> **How to complete this task**:
Line by line, print the records exactly as they are, dropping the pictures.

> **Records for the task**:

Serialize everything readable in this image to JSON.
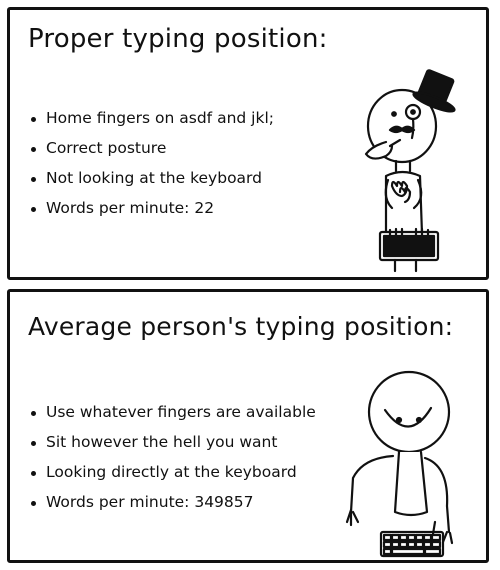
{
  "top_panel": {
    "title": "Proper typing position:",
    "items": [
      "Home fingers on asdf and jkl;",
      "Correct posture",
      "Not looking at the keyboard",
      "Words per minute: 22"
    ]
  },
  "bottom_panel": {
    "title": "Average person's typing position:",
    "items": [
      "Use whatever fingers are available",
      "Sit however the hell you want",
      "Looking directly at the keyboard",
      "Words per minute: 349857"
    ]
  },
  "icons": {
    "top_figure": "gentleman-stick-figure-with-top-hat-and-monocle",
    "bottom_figure": "smiling-stick-figure-typing"
  }
}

> **Output of the task**:
Serialize everything readable in this image to JSON.
{
  "top_panel": {
    "title": "Proper typing position:",
    "items": [
      "Home fingers on asdf and jkl;",
      "Correct posture",
      "Not looking at the keyboard",
      "Words per minute: 22"
    ]
  },
  "bottom_panel": {
    "title": "Average person's typing position:",
    "items": [
      "Use whatever fingers are available",
      "Sit however the hell you want",
      "Looking directly at the keyboard",
      "Words per minute: 349857"
    ]
  },
  "icons": {
    "top_figure": "gentleman-stick-figure-with-top-hat-and-monocle",
    "bottom_figure": "smiling-stick-figure-typing"
  }
}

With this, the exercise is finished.